The fifth meeting for the Chambersburg Exploratory Committee happens tomorrow
July 20 – The Chambersburg Borough Council formed an exploratory committee to look into the possible need for a nondiscrimination ordinance for the LGBTQ+ community in Chambersburg as well as the possible formation of a Human Relations Commission a few months ago.
The committee will hold its fifth meeting tonight on the Zoom platform. The public can watch, but not comment.
Here’s the link:
Meeting ID: 947 8341 8902
Attorney Clint Barkdoll, Pat Ryan and Michele Jansen discussed the exploratory committee this morning during the Big Talk on First News.
Ryan pointed out that only one of the previous exploratory meetings included business people from the community.
Tomorrow’s meeting includes Megan Shreve and Dr. Nicole Hewitt from South Central Community Action Programs, Inc.; Wesley R. Fugate, Ph.D. from Wilson College; and Pastor Scott Bowerman Central Presbyterian Church in Chambersburg.
Jansen pointed out they are “all cheerleaders” for the ordinance.
Ryan asked, “How much more does this thing not look like we’re having a free and open discussion about both sides of the coin on leaving it up to a commission in Chambersburg to educate, adjudicate and all the rest of the things that go along with this when you’ve only got one meeting with business people in it?”
Barkdoll said, “This panel certainly would have the discretion to call more meetings to bring more business people in, more counterpoints, but they clearly don’t seem like they’re going in that direction. After tomorrow’s meeting I guess we’re getting close to the point where they would make their ultimate vote and recommendation and as we’ve said from the beginning it appears very clearly that they’re going in a direction that yes, they’re going to recommend the formation of this local commission. How long it takes to get it set up remains to be seen, but when you look at the agenda, the people that are addressing this board over these last few weeks and months I think it’s pretty clear where they’re going with this.”
Jansen added, “And there was the shocking revelation, at least it was to me, that the borough’s already changed its own internal nondiscrimination policies to be a fairly extreme version especially when it comes to LGBTQ and they not only put that on all their employees I think that was done in 2018, but in March they expanded it to include everyone who sits on a board, who does business with the borough. They have to sign on to these nondiscrimination policies that are rather more to the extreme. And they decided to highlight that at the last exploratory meeting which makes me think how can we trust that you’re being open minded in looking at concerns that the town might have when you’ve already decided as a governmental organization you’re going to apply this to anyone that works with the borough? I found that an odd thing for them to do if they’re trying to convince us that they’re actually exploring this and trying to be open minded about it.”

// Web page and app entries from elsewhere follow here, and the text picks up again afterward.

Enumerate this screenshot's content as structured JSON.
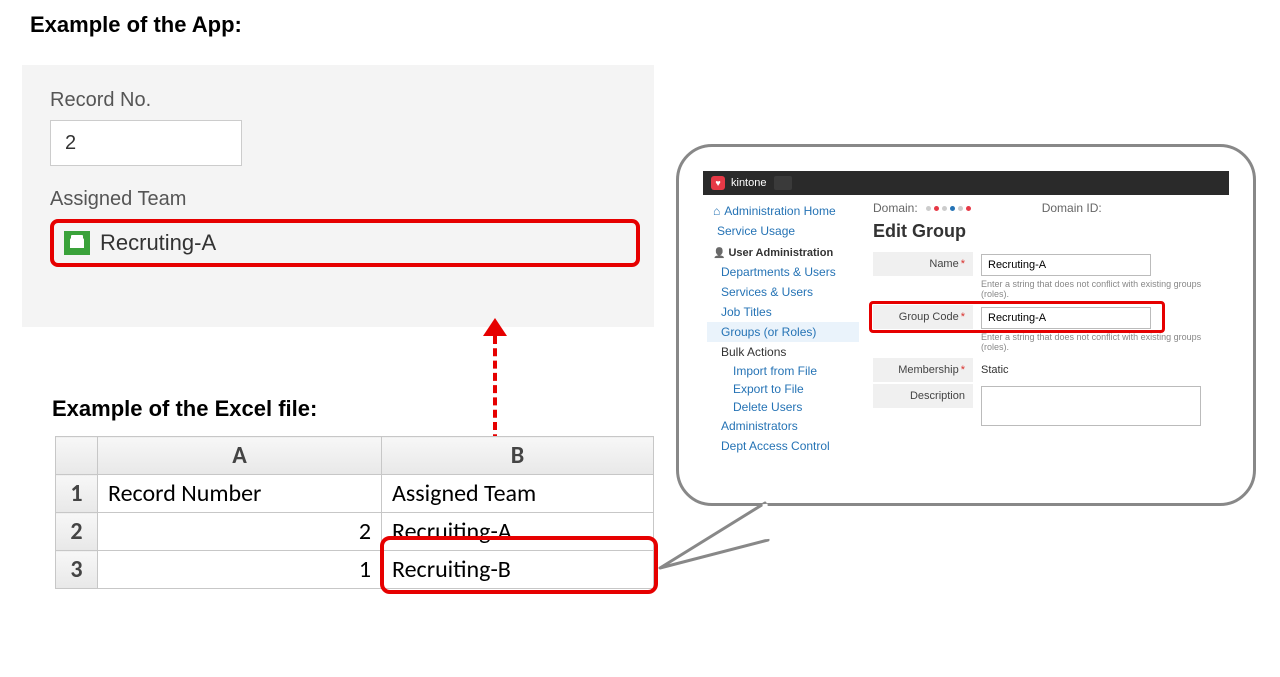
{
  "headings": {
    "app": "Example of the App:",
    "excel": "Example of the Excel file:"
  },
  "app": {
    "record_no_label": "Record No.",
    "record_no_value": "2",
    "assigned_team_label": "Assigned Team",
    "assigned_team_value": "Recruting-A"
  },
  "excel": {
    "col_a": "A",
    "col_b": "B",
    "rows": [
      "1",
      "2",
      "3"
    ],
    "header_a": "Record Number",
    "header_b": "Assigned Team",
    "r2_a": "2",
    "r2_b": "Recruiting-A",
    "r3_a": "1",
    "r3_b": "Recruiting-B"
  },
  "admin": {
    "brand": "kintone",
    "sidebar": {
      "home": "Administration Home",
      "service_usage": "Service Usage",
      "user_admin": "User Administration",
      "departments": "Departments & Users",
      "services": "Services & Users",
      "job_titles": "Job Titles",
      "groups": "Groups (or Roles)",
      "bulk": "Bulk Actions",
      "import": "Import from File",
      "export": "Export to File",
      "delete": "Delete Users",
      "administrators": "Administrators",
      "dept_access": "Dept Access Control"
    },
    "main": {
      "domain_label": "Domain:",
      "domain_id_label": "Domain ID:",
      "title": "Edit Group",
      "name_label": "Name",
      "name_value": "Recruting-A",
      "name_hint": "Enter a string that does not conflict with existing groups (roles).",
      "code_label": "Group Code",
      "code_value": "Recruting-A",
      "code_hint": "Enter a string that does not conflict with existing groups (roles).",
      "membership_label": "Membership",
      "membership_value": "Static",
      "description_label": "Description"
    }
  }
}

Barkdoll said, “You mentioned some of the people scheduled to speak I think what you’ll hear them say is and this is what this committee wants to hear so they can make their recommendation, these people are going to say we want the formation of this commission because we think it helps our school or our business culture, but as you’re pointing out they’re not really hearing then from the other people in the business or education community that maybe have the opposite view. I think they’re essentially building a record that is slanted to justify what their recommendation is going to be when they say yes we want to form this commission.”
Ryan said, “It’s up to the people in Chambersburg to make sure …do you know who is leading your ward? Majority left-leaning borough council here in Chambersburg. Remember the borough manager works at the discretion of the borough council. We want to make sure we keep our jobs. Don’t think for a hot second that there’s some sort of independent thought going on there.”
Jansen added, “They already have it in their own policies. For instance, they were putting some new board members on last night and one community member did ask do they have to sign your nondiscrimination policy? And they said yes. So let’s say I was a Christian pastor that wanted to sit on (a board) I have to actually look at their definition of gender that says gender is your deeply held belief of what you are. Well maybe that totally goes against science for a lot of people, that goes against their sensibilities but I have to sign something that says I will agree with nondiscrimination based on that definition of gender. So you either have to put your principles aside and go ahead and sign it if you want to sit on a board. I think there’s a real issue there when people have gone that far in their ideology extreme for how they want to define nondiscrimination.”
Barkdoll pointed out, “It’s also the classic ingredients for lawsuits. We know from our Saturday show and just follow the news from week to week, this is often the genesis of lawsuits where someone says they have a deep-seated religious belief that they cannot subscribe to policy X, Y and Z and there’s where these things get into court and start costing a lot of money to a local municipality.”
Jansen said, “And our society’s being taught to see hate or to see offense everywhere right now. You can apply to that law and say I was offended somebody stared at me the wrong way and that’s not so much of an exaggeration. They even have in their borough policy, that can be a glare or a look. It actually says that in their policy. I’m very worried where this can go in terms of us always seeing problems with each other.”
Ryan said, “This is why you desperately need to be in contact with (your elected officials) it doesn’t matter what borough you’re in, doesn’t matter what city you’re in, you’ve got to engage with these school boards and these folks that you have left up to what’s between their ears on making decisions like this.”